:: DATA FOR THE TASK ::

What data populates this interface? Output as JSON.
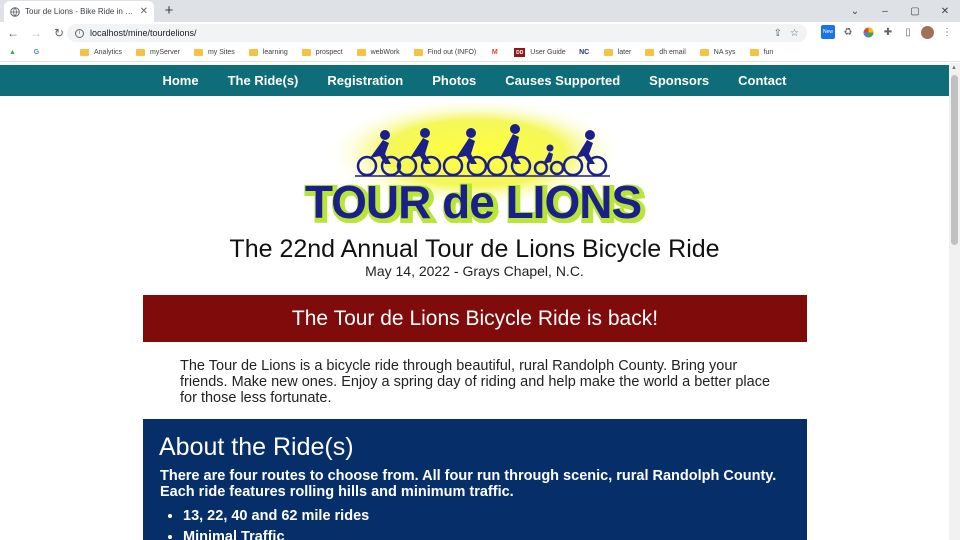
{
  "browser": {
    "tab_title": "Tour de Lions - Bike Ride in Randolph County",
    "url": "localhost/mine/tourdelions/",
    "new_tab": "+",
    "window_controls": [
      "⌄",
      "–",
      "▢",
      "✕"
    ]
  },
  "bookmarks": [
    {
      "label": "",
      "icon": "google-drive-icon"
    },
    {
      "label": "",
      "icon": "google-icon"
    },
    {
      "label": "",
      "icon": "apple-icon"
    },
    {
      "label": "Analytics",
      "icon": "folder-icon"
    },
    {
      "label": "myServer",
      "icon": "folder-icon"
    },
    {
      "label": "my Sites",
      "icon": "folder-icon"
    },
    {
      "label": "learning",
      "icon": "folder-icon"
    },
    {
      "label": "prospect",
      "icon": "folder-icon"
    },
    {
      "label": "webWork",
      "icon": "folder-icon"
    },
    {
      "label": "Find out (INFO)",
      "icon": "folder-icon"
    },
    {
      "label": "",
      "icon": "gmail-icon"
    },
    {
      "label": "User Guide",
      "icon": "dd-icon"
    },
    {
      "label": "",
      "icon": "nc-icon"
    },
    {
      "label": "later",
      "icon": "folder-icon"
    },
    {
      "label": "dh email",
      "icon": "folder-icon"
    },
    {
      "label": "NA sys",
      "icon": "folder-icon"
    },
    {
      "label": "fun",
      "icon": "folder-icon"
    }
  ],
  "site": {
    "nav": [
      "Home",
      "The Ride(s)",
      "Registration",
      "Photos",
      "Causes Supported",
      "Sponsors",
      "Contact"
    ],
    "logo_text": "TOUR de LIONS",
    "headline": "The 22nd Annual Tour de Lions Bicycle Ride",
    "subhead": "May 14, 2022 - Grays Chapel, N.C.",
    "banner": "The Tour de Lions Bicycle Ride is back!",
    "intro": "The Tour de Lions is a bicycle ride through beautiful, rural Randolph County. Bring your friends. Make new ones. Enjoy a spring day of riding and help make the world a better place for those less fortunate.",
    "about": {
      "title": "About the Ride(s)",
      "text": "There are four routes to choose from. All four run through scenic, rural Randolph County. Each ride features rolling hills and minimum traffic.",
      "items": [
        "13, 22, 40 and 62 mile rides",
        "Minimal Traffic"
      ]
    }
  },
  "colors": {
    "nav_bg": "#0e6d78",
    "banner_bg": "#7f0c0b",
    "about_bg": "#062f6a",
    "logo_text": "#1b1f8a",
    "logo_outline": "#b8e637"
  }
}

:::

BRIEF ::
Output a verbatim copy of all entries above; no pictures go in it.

OUTPUT FOR THIS EXERCISE ::
What data populates this interface? Output as JSON.
{
  "browser": {
    "tab_title": "Tour de Lions - Bike Ride in Randolph County",
    "url": "localhost/mine/tourdelions/",
    "new_tab": "+",
    "window_controls": [
      "⌄",
      "–",
      "▢",
      "✕"
    ]
  },
  "bookmarks": [
    {
      "label": "",
      "icon": "google-drive-icon"
    },
    {
      "label": "",
      "icon": "google-icon"
    },
    {
      "label": "",
      "icon": "apple-icon"
    },
    {
      "label": "Analytics",
      "icon": "folder-icon"
    },
    {
      "label": "myServer",
      "icon": "folder-icon"
    },
    {
      "label": "my Sites",
      "icon": "folder-icon"
    },
    {
      "label": "learning",
      "icon": "folder-icon"
    },
    {
      "label": "prospect",
      "icon": "folder-icon"
    },
    {
      "label": "webWork",
      "icon": "folder-icon"
    },
    {
      "label": "Find out (INFO)",
      "icon": "folder-icon"
    },
    {
      "label": "",
      "icon": "gmail-icon"
    },
    {
      "label": "User Guide",
      "icon": "dd-icon"
    },
    {
      "label": "",
      "icon": "nc-icon"
    },
    {
      "label": "later",
      "icon": "folder-icon"
    },
    {
      "label": "dh email",
      "icon": "folder-icon"
    },
    {
      "label": "NA sys",
      "icon": "folder-icon"
    },
    {
      "label": "fun",
      "icon": "folder-icon"
    }
  ],
  "site": {
    "nav": [
      "Home",
      "The Ride(s)",
      "Registration",
      "Photos",
      "Causes Supported",
      "Sponsors",
      "Contact"
    ],
    "logo_text": "TOUR de LIONS",
    "headline": "The 22nd Annual Tour de Lions Bicycle Ride",
    "subhead": "May 14, 2022 - Grays Chapel, N.C.",
    "banner": "The Tour de Lions Bicycle Ride is back!",
    "intro": "The Tour de Lions is a bicycle ride through beautiful, rural Randolph County. Bring your friends. Make new ones. Enjoy a spring day of riding and help make the world a better place for those less fortunate.",
    "about": {
      "title": "About the Ride(s)",
      "text": "There are four routes to choose from. All four run through scenic, rural Randolph County. Each ride features rolling hills and minimum traffic.",
      "items": [
        "13, 22, 40 and 62 mile rides",
        "Minimal Traffic"
      ]
    }
  },
  "colors": {
    "nav_bg": "#0e6d78",
    "banner_bg": "#7f0c0b",
    "about_bg": "#062f6a",
    "logo_text": "#1b1f8a",
    "logo_outline": "#b8e637"
  }
}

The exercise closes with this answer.